If you eat a lot of fresh produce, ceramic knives are great for prepping ingredients cleanly and beautifully. A ceramic knife requires a lot less pressure than a stainless steel one, and its lightness makes it easier on the wrist and hands, too.
While ceramic knives are an excellent addition to your cooking tools, your stainless steel knife is undoubtedly going to be your go-to weapon of choice. Ceramic's inherent qualities—thinness and lightness—make it imperfect for slicing up any kind of meat with bones, root vegetables, or anything dense and fibrous.
And while they're easy to care for in general, keep in mind that ceramic knives can break and chip easily, so be sure to watch how/where you set it down, and to store it using its included knife guard/box.
My recommendation is if you already have a great stainless steel knife but want to play around with ceramic, buy a paring knife, where you'll really feel a difference when you're slicing, dicing, and peeling fruits and vegetables. Cooking for Engineers strongly recommends Kyocera Revolution when it comes to ceramic, which is actually Kyocera's cheaper line. I personally love this black 3-piece ceramic knife set, which you should buy for the cooking badass in your life immediately.

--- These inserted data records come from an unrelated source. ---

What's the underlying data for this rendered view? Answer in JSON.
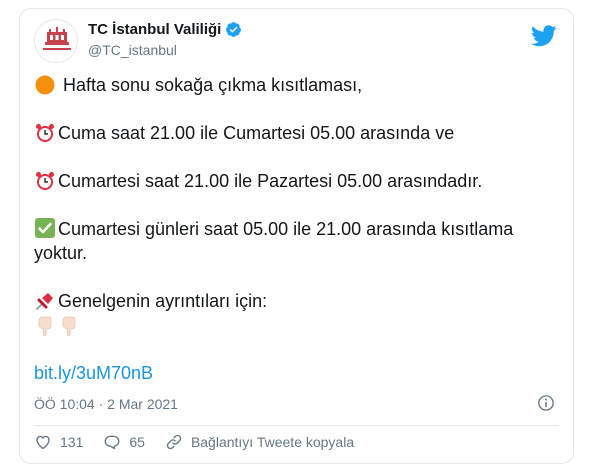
{
  "tweet": {
    "display_name": "TC İstanbul Valiliği",
    "handle": "@TC_istanbul",
    "avatar_text": "TC İSTANBUL VALİLİĞİ",
    "lines": {
      "l1": "Hafta sonu sokağa çıkma kısıtlaması,",
      "l2": "Cuma saat 21.00 ile Cumartesi 05.00 arasında ve",
      "l3": "Cumartesi saat 21.00 ile Pazartesi 05.00 arasındadır.",
      "l4": "Cumartesi günleri saat 05.00 ile 21.00 arasında kısıtlama yoktur.",
      "l5": "Genelgenin ayrıntıları için:"
    },
    "link": "bit.ly/3uM70nB",
    "timestamp": "ÖÖ 10:04 · 2 Mar 2021",
    "likes": "131",
    "replies": "65",
    "copy_link_label": "Bağlantıyı Tweete kopyala"
  },
  "colors": {
    "link": "#1b95e0",
    "meta": "#657786",
    "verified": "#1da1f2",
    "like_icon": "#e0245e"
  },
  "icons": [
    "verified-badge-icon",
    "twitter-bird-icon",
    "orange-circle-icon",
    "alarm-clock-icon",
    "check-mark-button-icon",
    "pushpin-icon",
    "pointing-down-icon",
    "info-icon",
    "heart-icon",
    "reply-icon",
    "link-icon"
  ]
}
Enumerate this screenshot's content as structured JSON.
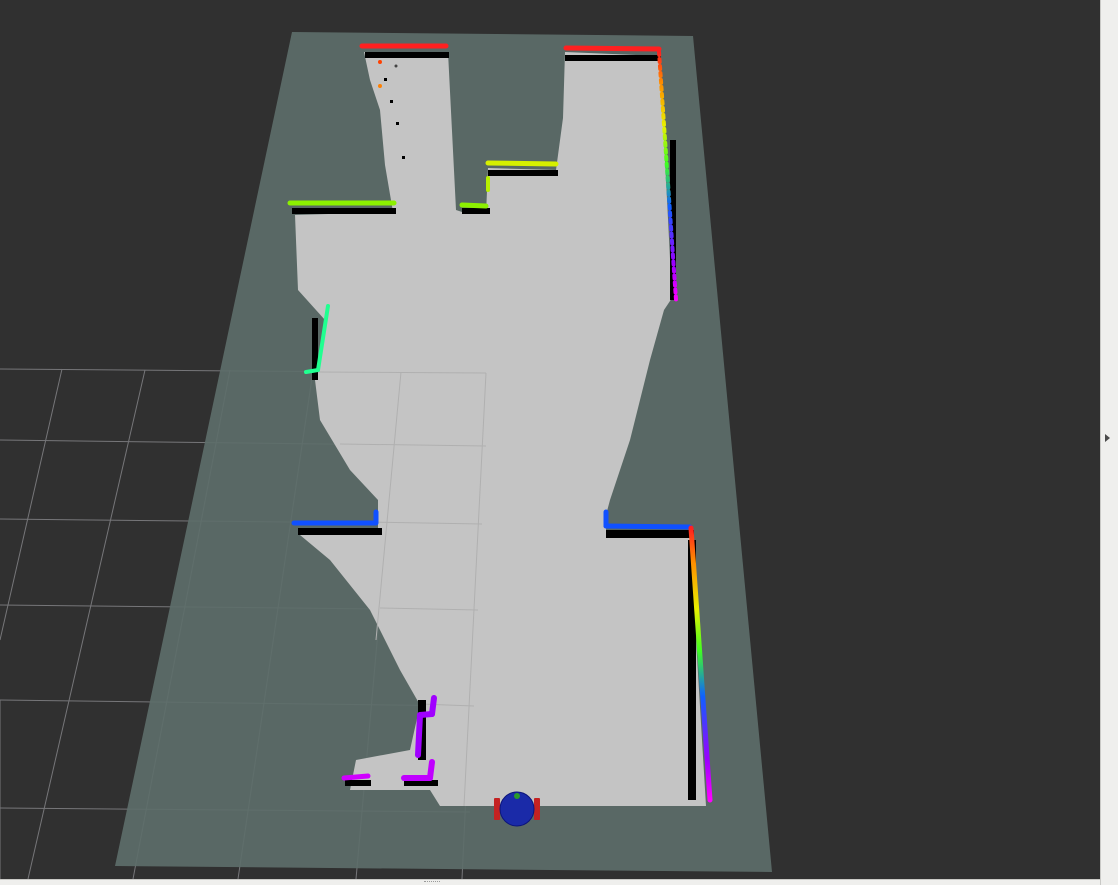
{
  "app": {
    "view": "3D render view",
    "colors": {
      "background": "#303030",
      "grid_line": "#a0a0a4",
      "map_unknown": "#5f6f6c",
      "map_free": "#c4c4c4",
      "map_occupied": "#000000",
      "robot_body": "#1a2aa8",
      "robot_wheel": "#c42222",
      "side_panel": "#efefed"
    },
    "scan_color_gradient": [
      "#ff1a1a",
      "#ff7a00",
      "#e6ff00",
      "#7cff00",
      "#1cff9a",
      "#1050ff",
      "#a000ff",
      "#ff00ff"
    ],
    "side_panel": {
      "collapsed": true,
      "toggle_icon": "triangle-right-icon"
    }
  }
}
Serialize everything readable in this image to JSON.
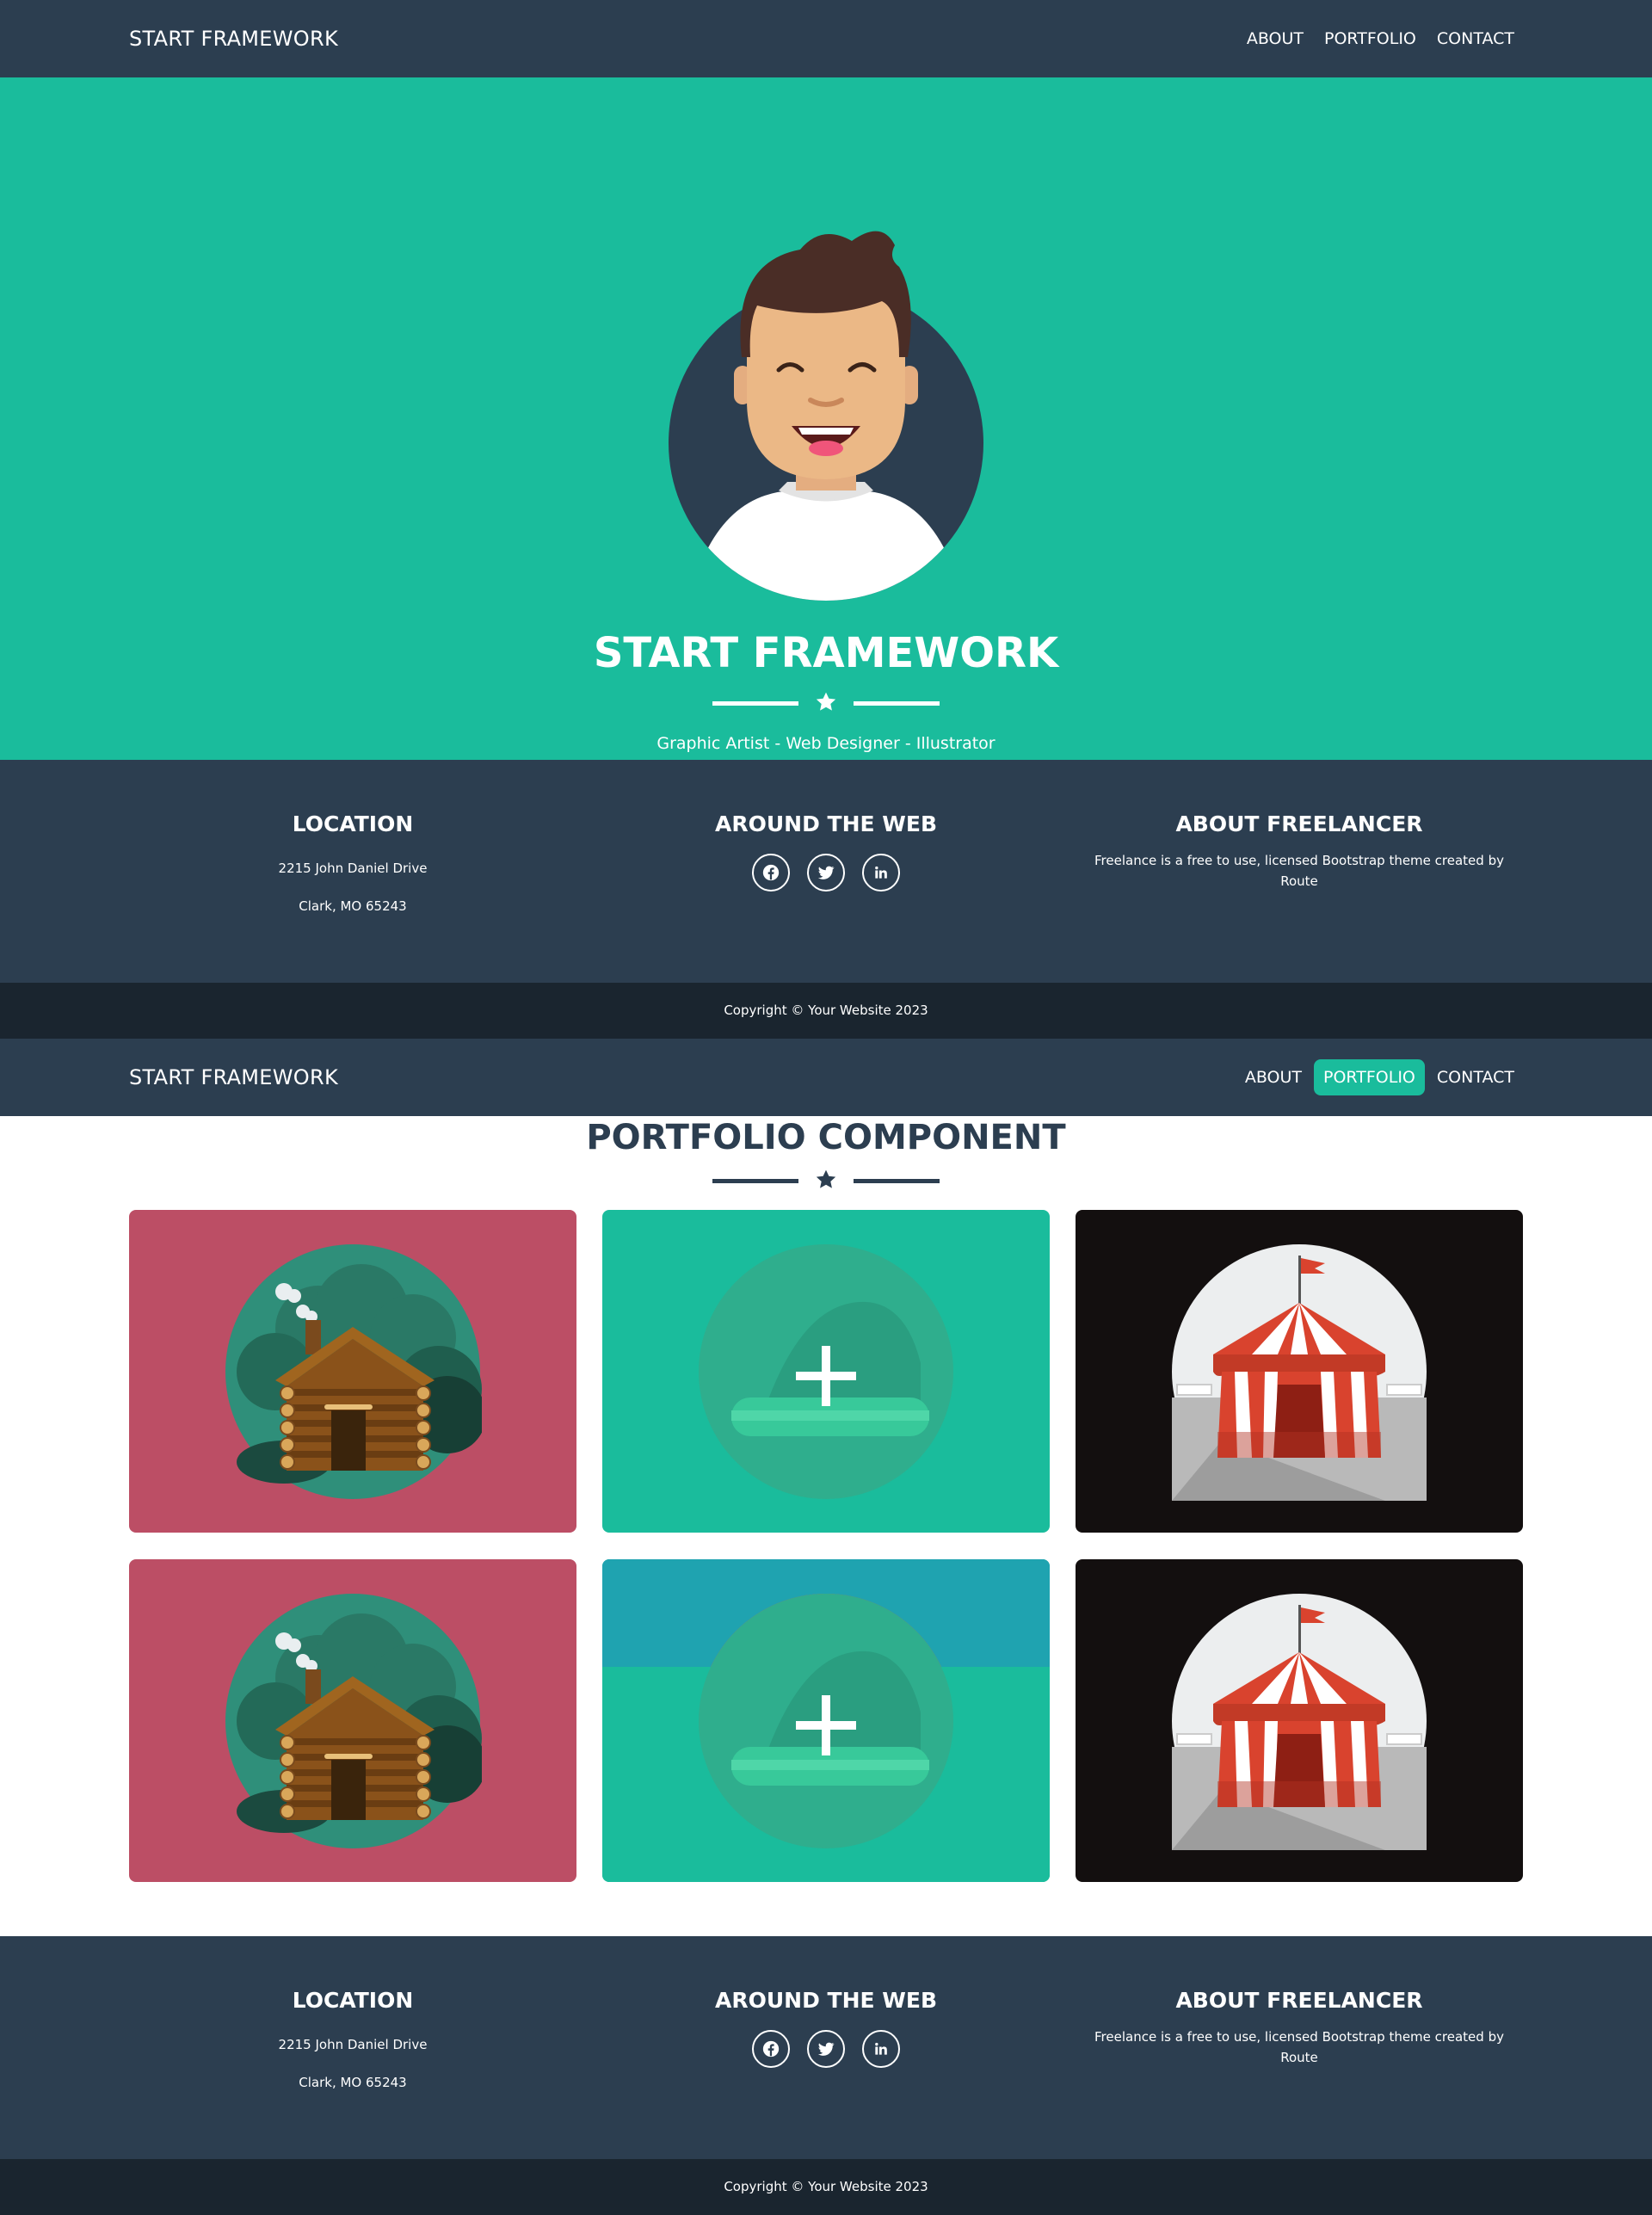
{
  "nav": {
    "brand": "START FRAMEWORK",
    "links": [
      "ABOUT",
      "PORTFOLIO",
      "CONTACT"
    ]
  },
  "hero": {
    "title": "START FRAMEWORK",
    "subtitle": "Graphic Artist - Web Designer - Illustrator",
    "avatar_icon": "avatar-icon",
    "divider_icon": "star-icon"
  },
  "footer": {
    "location_title": "LOCATION",
    "address_line1": "2215 John Daniel Drive",
    "address_line2": "Clark, MO 65243",
    "web_title": "AROUND THE WEB",
    "social_icons": [
      "facebook-icon",
      "twitter-icon",
      "linkedin-icon"
    ],
    "about_title": "ABOUT FREELANCER",
    "about_text": "Freelance is a free to use, licensed Bootstrap theme created by Route"
  },
  "copyright": "Copyright © Your Website 2023",
  "portfolio": {
    "title": "PORTFOLIO COMPONENT",
    "active_link": "PORTFOLIO",
    "items": [
      {
        "image": "cabin",
        "bg": "#bc4e65"
      },
      {
        "image": "cake-hover",
        "bg": "#1abc9c"
      },
      {
        "image": "circus",
        "bg": "#130f0f"
      },
      {
        "image": "cabin",
        "bg": "#bc4e65"
      },
      {
        "image": "cake-hover",
        "bg": "#1abc9c"
      },
      {
        "image": "circus",
        "bg": "#130f0f"
      }
    ]
  },
  "colors": {
    "primary": "#1abc9c",
    "dark": "#2c3e50",
    "darker": "#1a252f"
  }
}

And as food writer extraordinare Robert L. Wolke points out, black ceramic knives are made with zirconium carbide, which is slightly harder than zirconium oxide, which is what white ceramic blades are made of.
As I mentioned above, ceramic knives are truly, wondrously sharp, and unlike stainless steel, don't require regular sharpening and honing. However, when you do need to put an edge back on your ceramic knife, you either need to take it to a pro who has a diamond wheel, or buy a sharpener that has a diamond grinding wheel/setting specifically for ceramic knives.
Fortunately, they're easy to find and pretty darn cheap, too. This version is less than $6 and sharpens stainless-steel knives, too, as does this version, which is less than $20. Kyocera makes an electric sharpener for ceramic, too.
It's time to fully outfit that kitchen!
Want to master Microsoft Excel and take your work-from-home job prospects to the next level? Jump-start your career with our Premium A-to-Z Microsoft Excel Training Bundle from the new Gadget Hacks Shop and get lifetime access to more than 40 hours of Basic to Advanced instruction on functions, formula, tools, and more.